There isn't a single line or mark on the body of this car that does not bespeak months of anguished over-pencilling in the pages of an Italian designer's sketchbook. The pillar between the front seats and the plausibly useable twin seats in the back is cunningly concealed behind the window glass to give the car that sleekly glazed coupé look.
The rear window falls away so slowly that it's virtually flat the whole way and past the wheel arches when it reaches its lowest point. It eventually sinks into a bulked-up boot-and-bumper combo, giving the car an aerodynamic wedge shape. Even parked, it appears to be sniffing for the next available horizon.
Inside, too, the car has been poignantly readied to style you into submission. Does your car have a designated jewellery-box-style, spring-loaded sliding drawer for your credit cards? The Alfa GT does, bang in the middle of the dash, next to the pop-out cupholder. It begs the question, of course, about who gets into a car holding a fistful of credit cards. Not even footballers, one supposes, who tend to have wallets and pockets like the rest of us. Still, it's a thoughtful touch.
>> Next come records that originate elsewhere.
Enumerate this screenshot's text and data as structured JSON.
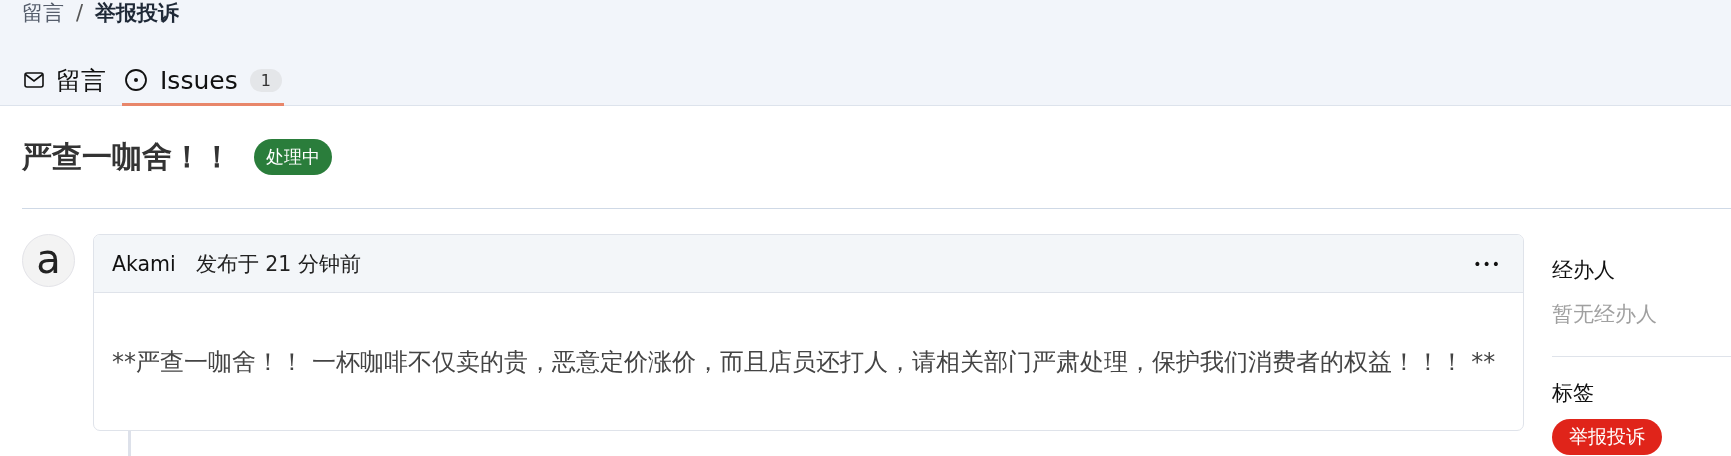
{
  "breadcrumb": [
    {
      "label": "留言",
      "current": false
    },
    {
      "separator": "/",
      "label": "举报投诉",
      "current": true
    }
  ],
  "tabs": [
    {
      "kind": "mail",
      "label": "留言",
      "selected": false
    },
    {
      "kind": "issue",
      "label": "Issues",
      "count": "1",
      "selected": true
    }
  ],
  "issue": {
    "title": "严查一咖舍！！",
    "status": {
      "label": "处理中",
      "color": "#2a7d3b"
    }
  },
  "comment": {
    "avatar": "a",
    "author": "Akami",
    "time": "发布于 21 分钟前",
    "menu": "•••",
    "body": "**严查一咖舍！！ 一杯咖啡不仅卖的贵，恶意定价涨价，而且店员还打人，请相关部门严肃处理，保护我们消费者的权益！！！ **"
  },
  "sidebar": {
    "assignee": {
      "heading": "经办人",
      "empty": "暂无经办人"
    },
    "labels": {
      "heading": "标签",
      "items": [
        {
          "label": "举报投诉",
          "color": "#e0241a"
        }
      ]
    }
  }
}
The day Alfa incorporates a digital speedometer is the day speed-lovers find a ditch to lie face-down in. Here, traditional analogue clocks with crisp modern faces sit within achingly fashionable hoods. The interior of mine, snug in a sporty way, but by no means cramped, was decked with satin-touch plastic and the seats were cloaked in black Alfatex, a material of Alfa's own devising, plush, but naff as only velvety things can be. It was like standing very close to Jimmy Tarbuck during the 70s. Leather may be the more sensible option.
Either way, the car goes like the clappers and handles as if gifted with an intelligence far shrewder and swifter into action than one's own - which is a dangerous illusion for a driver to labour under, one appreciates, though it brings its own reassuring comforts, none the less.
The one minor drawback was that Alfa sent us the 1.9 diesel version and the idea of a diesel-fuelled GT, though not as howlingly self-contradictory as it would have been as recently as five years ago, still brings one up short.
One must never underestimate the advances that have been made in this particular area. Here is a diesel-powered car that can accelerate to 60mph in less than 10 seconds, and without requiring provision for an overnight stay.
I believe, too, Alfa when it says that the pulling power of this specially designed, turbo-charged, multi-injection system engine outperforms even the 3.2 litre petrol V6 version of the car. The question is whether, when you turn the key in an Alfa GT, you can live with the disappointment of hearing the distinctive, ice-cream-wouldn't-melt, joggle and rattle of a black cab - albeit a very quiet and handsomely tooled black cab. And a very fast one. But there are other options if you can't.